A Portland policy that allows private tow companies to hold stolen cars for ransom may die before spring this year. Frustrated Portlanders who think it's unfair to charge victims of motor vehicle theft hundreds of dollars to retrieve their cars have a chance to tell the city how to fix its policy.

The Portland Police Bureau has opened its directive on stolen vehicles to public comment until Jan. 30, which means anyone can offer a suggestion to improve the process for recovering missing cars and trucks.

The number of stolen cars has skyrocketed in Portland over the last three years, in part because of two Oregon Court of Appeals decisions that prosecutors say has made it extremely difficult to convict thieves. More than 6,500 vehicles were stolen last year, the highest number of thefts since 1997.
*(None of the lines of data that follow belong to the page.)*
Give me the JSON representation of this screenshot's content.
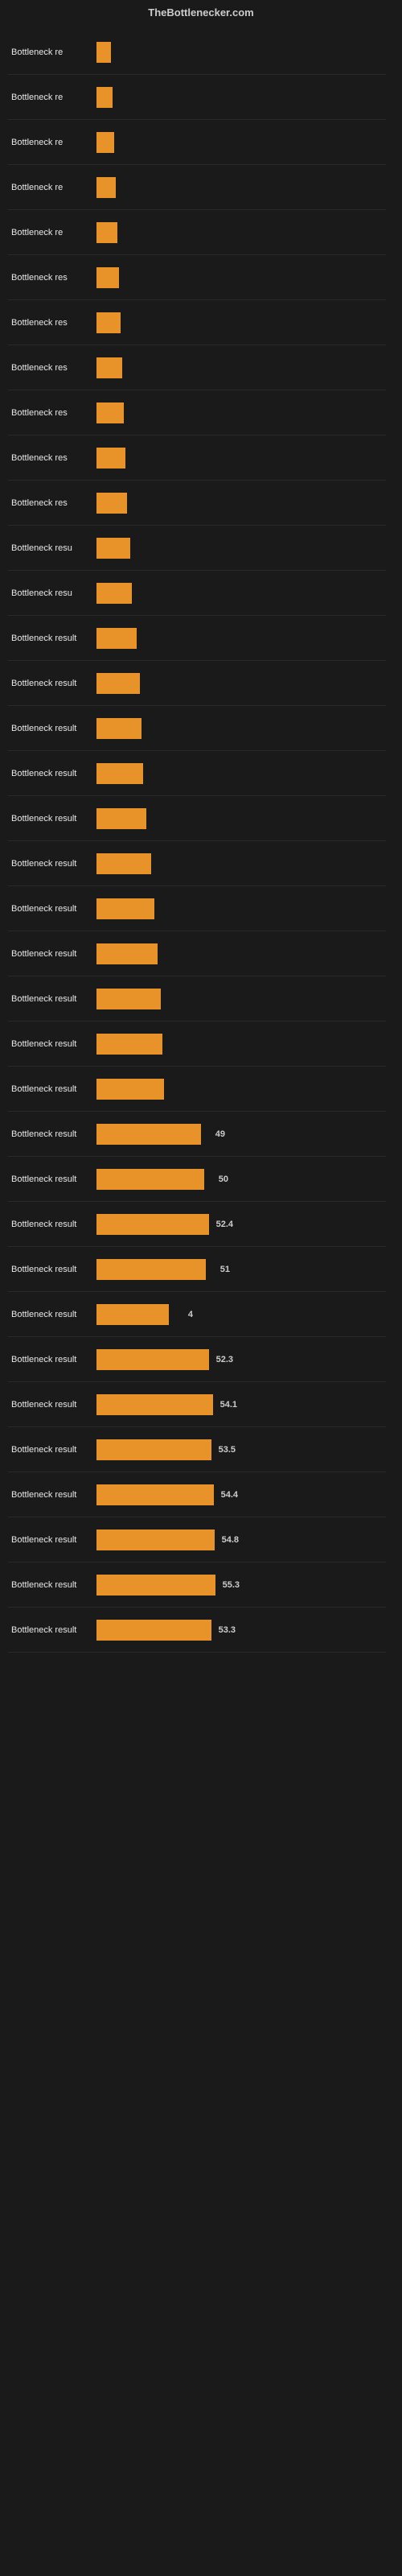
{
  "header": {
    "title": "TheBottlenecker.com"
  },
  "bars": [
    {
      "label": "Bottleneck re",
      "value": null,
      "width": 18
    },
    {
      "label": "Bottleneck re",
      "value": null,
      "width": 20
    },
    {
      "label": "Bottleneck re",
      "value": null,
      "width": 22
    },
    {
      "label": "Bottleneck re",
      "value": null,
      "width": 24
    },
    {
      "label": "Bottleneck re",
      "value": null,
      "width": 26
    },
    {
      "label": "Bottleneck res",
      "value": null,
      "width": 28
    },
    {
      "label": "Bottleneck res",
      "value": null,
      "width": 30
    },
    {
      "label": "Bottleneck res",
      "value": null,
      "width": 32
    },
    {
      "label": "Bottleneck res",
      "value": null,
      "width": 34
    },
    {
      "label": "Bottleneck res",
      "value": null,
      "width": 36
    },
    {
      "label": "Bottleneck res",
      "value": null,
      "width": 38
    },
    {
      "label": "Bottleneck resu",
      "value": null,
      "width": 42
    },
    {
      "label": "Bottleneck resu",
      "value": null,
      "width": 44
    },
    {
      "label": "Bottleneck result",
      "value": null,
      "width": 50
    },
    {
      "label": "Bottleneck result",
      "value": null,
      "width": 54
    },
    {
      "label": "Bottleneck result",
      "value": null,
      "width": 56
    },
    {
      "label": "Bottleneck result",
      "value": null,
      "width": 58
    },
    {
      "label": "Bottleneck result",
      "value": null,
      "width": 62
    },
    {
      "label": "Bottleneck result",
      "value": null,
      "width": 68
    },
    {
      "label": "Bottleneck result",
      "value": null,
      "width": 72
    },
    {
      "label": "Bottleneck result",
      "value": null,
      "width": 76
    },
    {
      "label": "Bottleneck result",
      "value": null,
      "width": 80
    },
    {
      "label": "Bottleneck result",
      "value": null,
      "width": 82
    },
    {
      "label": "Bottleneck result",
      "value": null,
      "width": 84
    },
    {
      "label": "Bottleneck result",
      "value": "49",
      "width": 130
    },
    {
      "label": "Bottleneck result",
      "value": "50",
      "width": 134
    },
    {
      "label": "Bottleneck result",
      "value": "52.4",
      "width": 140
    },
    {
      "label": "Bottleneck result",
      "value": "51",
      "width": 136
    },
    {
      "label": "Bottleneck result",
      "value": "4",
      "width": 90
    },
    {
      "label": "Bottleneck result",
      "value": "52.3",
      "width": 140
    },
    {
      "label": "Bottleneck result",
      "value": "54.1",
      "width": 145
    },
    {
      "label": "Bottleneck result",
      "value": "53.5",
      "width": 143
    },
    {
      "label": "Bottleneck result",
      "value": "54.4",
      "width": 146
    },
    {
      "label": "Bottleneck result",
      "value": "54.8",
      "width": 147
    },
    {
      "label": "Bottleneck result",
      "value": "55.3",
      "width": 148
    },
    {
      "label": "Bottleneck result",
      "value": "53.3",
      "width": 143
    }
  ]
}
About 4,000 of those victims had to pay private tow companies to get their car back in 2017.

Under the current policy, Portland police officers can give owners 30 minutes to pick up their recovered vehicle. If they can't make it in time, the officers call for a tow truck. Owners then have to pay at least $184—but many pay more for storage costs that start piling up shortly after the car arrives on the tow lot.

In late December, Mayor Ted Wheeler vowed to change the policy that robs victims of theft a second time. Wheeler told WW that the city's directives were "adding insult to injury" for victims of auto theft.
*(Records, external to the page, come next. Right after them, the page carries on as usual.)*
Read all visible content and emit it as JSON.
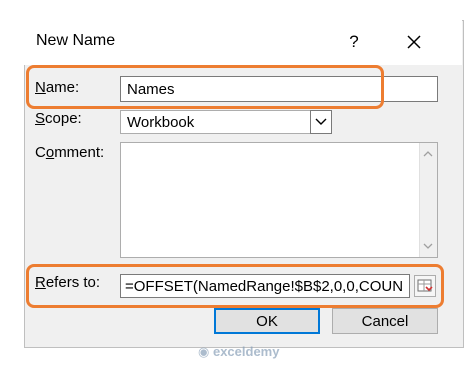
{
  "dialog": {
    "title": "New Name",
    "help_label": "?"
  },
  "fields": {
    "name_label_underlined": "N",
    "name_label_rest": "ame:",
    "name_value": "Names",
    "scope_label_underlined": "S",
    "scope_label_rest": "cope:",
    "scope_value": "Workbook",
    "comment_label_prefix": "C",
    "comment_label_underlined": "o",
    "comment_label_rest": "mment:",
    "refers_label_underlined": "R",
    "refers_label_rest": "efers to:",
    "refers_value": "=OFFSET(NamedRange!$B$2,0,0,COUN"
  },
  "buttons": {
    "ok_label": "OK",
    "cancel_label": "Cancel"
  },
  "watermark": {
    "text": "exceldemy"
  },
  "colors": {
    "highlight": "#ed7d31",
    "default_button_border": "#0078d7"
  },
  "icons": {
    "close": "close-icon",
    "dropdown": "chevron-down-icon",
    "scroll_up": "chevron-up-icon",
    "scroll_down": "chevron-down-icon",
    "collapse": "range-selector-icon"
  }
}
He said he would consider making Portland's rules more like those in Seattle, where police give the vehicle owner an option to have the car left where it is found until they can pick it up.

Wheeler and PPB appear to be making good on their promises to change the costly policy. The directive will go through two comment periods before changes are finalized and approved by police chief Danielle Outlaw. The finalized policy goes into effect after being published online for 30 days.